(Extracted information Opens)

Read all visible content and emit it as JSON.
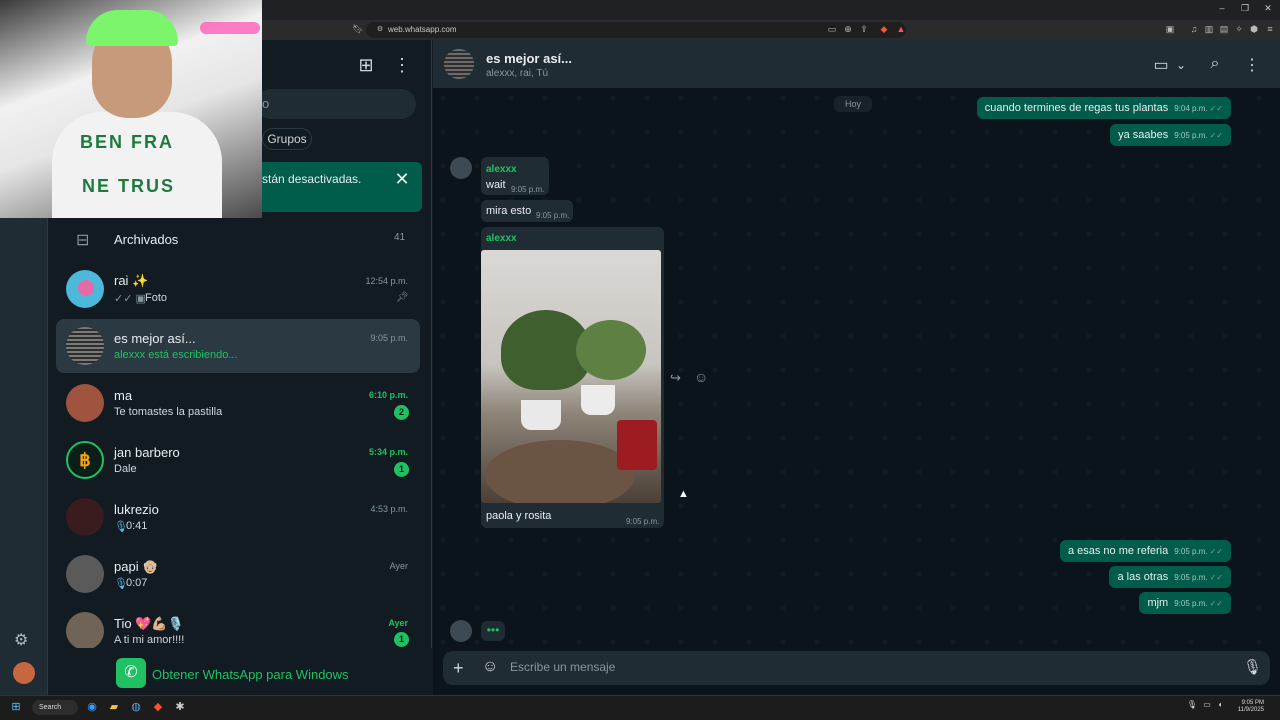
{
  "browser": {
    "url": "web.whatsapp.com",
    "window_buttons": [
      "–",
      "❐",
      "✕"
    ]
  },
  "sidebar": {
    "search_placeholder": "o",
    "chip_groups": "Grupos",
    "notification_text": "stán desactivadas.",
    "archived_label": "Archivados",
    "archived_count": "41",
    "chats": [
      {
        "name": "rai ✨",
        "preview": "Foto",
        "time": "12:54 p.m.",
        "pinned": true
      },
      {
        "name": "es mejor así...",
        "preview": "alexxx está escribiendo...",
        "time": "9:05 p.m."
      },
      {
        "name": "ma",
        "preview": "Te tomastes la pastilla",
        "time": "6:10 p.m.",
        "badge": "2"
      },
      {
        "name": "jan barbero",
        "preview": "Dale",
        "time": "5:34 p.m.",
        "badge": "1"
      },
      {
        "name": "lukrezio",
        "preview": "0:41",
        "time": "4:53 p.m."
      },
      {
        "name": "papi 👴🏼",
        "preview": "0:07",
        "time": "Ayer"
      },
      {
        "name": "Tio 💖💪🏼🎙️",
        "preview": "A ti mi amor!!!!",
        "time": "Ayer",
        "badge": "1"
      }
    ],
    "get_app_label": "Obtener WhatsApp para Windows"
  },
  "webcam": {
    "shirt_line1": "BEN FRA",
    "shirt_line2": "NE TRUS"
  },
  "chat": {
    "title": "es mejor así...",
    "subtitle": "alexxx, rai, Tú",
    "date_chip": "Hoy",
    "outgoing_top": [
      {
        "text": "cuando termines de regas tus plantas",
        "time": "9:04 p.m."
      },
      {
        "text": "ya saabes",
        "time": "9:05 p.m."
      }
    ],
    "incoming": [
      {
        "sender": "alexxx",
        "text": "wait",
        "time": "9:05 p.m."
      },
      {
        "text": "mira esto",
        "time": "9:05 p.m."
      }
    ],
    "photo_message": {
      "sender": "alexxx",
      "caption": "paola y rosita",
      "time": "9:05 p.m."
    },
    "outgoing_bottom": [
      {
        "text": "a esas no me referia",
        "time": "9:05 p.m."
      },
      {
        "text": "a las otras",
        "time": "9:05 p.m."
      },
      {
        "text": "mjm",
        "time": "9:05 p.m."
      }
    ],
    "composer_placeholder": "Escribe un mensaje"
  },
  "taskbar": {
    "search_label": "Search",
    "time": "9:05 PM",
    "date": "11/9/2025"
  },
  "colors": {
    "accent": "#21c063",
    "outgoing_bubble": "#005c4b",
    "incoming_bubble": "#202c33",
    "background": "#0b141a"
  }
}
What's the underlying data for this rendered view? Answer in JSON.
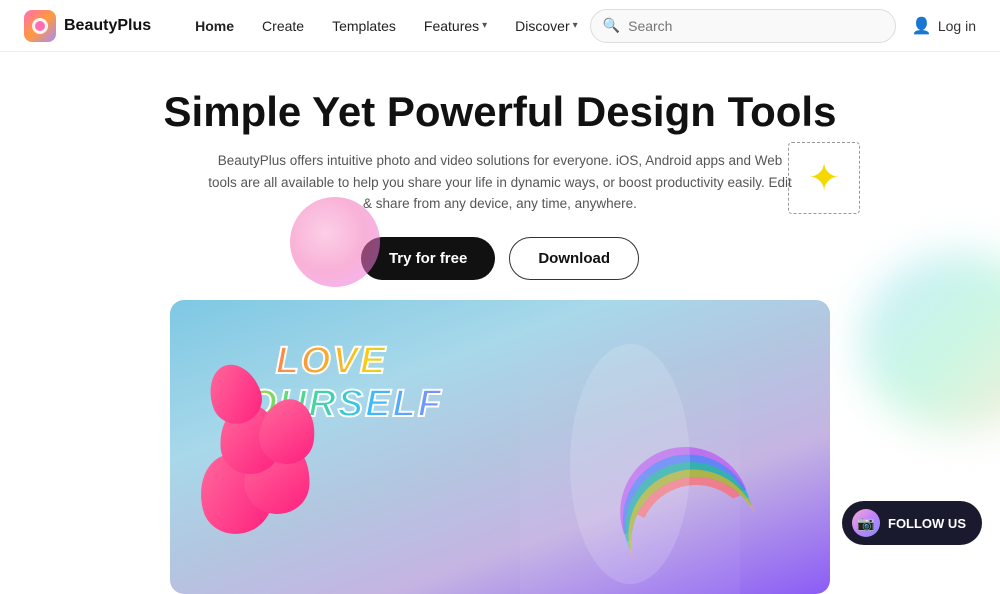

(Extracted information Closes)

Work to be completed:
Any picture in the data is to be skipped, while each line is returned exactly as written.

Exercise output:
Read all visible content and emit it as JSON.
{
  "browser": {
    "url": "web.whatsapp.com",
    "window_buttons": [
      "–",
      "❐",
      "✕"
    ]
  },
  "sidebar": {
    "search_placeholder": "o",
    "chip_groups": "Grupos",
    "notification_text": "stán desactivadas.",
    "archived_label": "Archivados",
    "archived_count": "41",
    "chats": [
      {
        "name": "rai ✨",
        "preview": "Foto",
        "time": "12:54 p.m.",
        "pinned": true
      },
      {
        "name": "es mejor así...",
        "preview": "alexxx está escribiendo...",
        "time": "9:05 p.m."
      },
      {
        "name": "ma",
        "preview": "Te tomastes la pastilla",
        "time": "6:10 p.m.",
        "badge": "2"
      },
      {
        "name": "jan barbero",
        "preview": "Dale",
        "time": "5:34 p.m.",
        "badge": "1"
      },
      {
        "name": "lukrezio",
        "preview": "0:41",
        "time": "4:53 p.m."
      },
      {
        "name": "papi 👴🏼",
        "preview": "0:07",
        "time": "Ayer"
      },
      {
        "name": "Tio 💖💪🏼🎙️",
        "preview": "A ti mi amor!!!!",
        "time": "Ayer",
        "badge": "1"
      }
    ],
    "get_app_label": "Obtener WhatsApp para Windows"
  },
  "webcam": {
    "shirt_line1": "BEN FRA",
    "shirt_line2": "NE TRUS"
  },
  "chat": {
    "title": "es mejor así...",
    "subtitle": "alexxx, rai, Tú",
    "date_chip": "Hoy",
    "outgoing_top": [
      {
        "text": "cuando termines de regas tus plantas",
        "time": "9:04 p.m."
      },
      {
        "text": "ya saabes",
        "time": "9:05 p.m."
      }
    ],
    "incoming": [
      {
        "sender": "alexxx",
        "text": "wait",
        "time": "9:05 p.m."
      },
      {
        "text": "mira esto",
        "time": "9:05 p.m."
      }
    ],
    "photo_message": {
      "sender": "alexxx",
      "caption": "paola y rosita",
      "time": "9:05 p.m."
    },
    "outgoing_bottom": [
      {
        "text": "a esas no me referia",
        "time": "9:05 p.m."
      },
      {
        "text": "a las otras",
        "time": "9:05 p.m."
      },
      {
        "text": "mjm",
        "time": "9:05 p.m."
      }
    ],
    "composer_placeholder": "Escribe un mensaje"
  },
  "taskbar": {
    "search_label": "Search",
    "time": "9:05 PM",
    "date": "11/9/2025"
  },
  "colors": {
    "accent": "#21c063",
    "outgoing_bubble": "#005c4b",
    "incoming_bubble": "#202c33",
    "background": "#0b141a"
  }
}
What's the underlying data for this rendered view? Answer in JSON.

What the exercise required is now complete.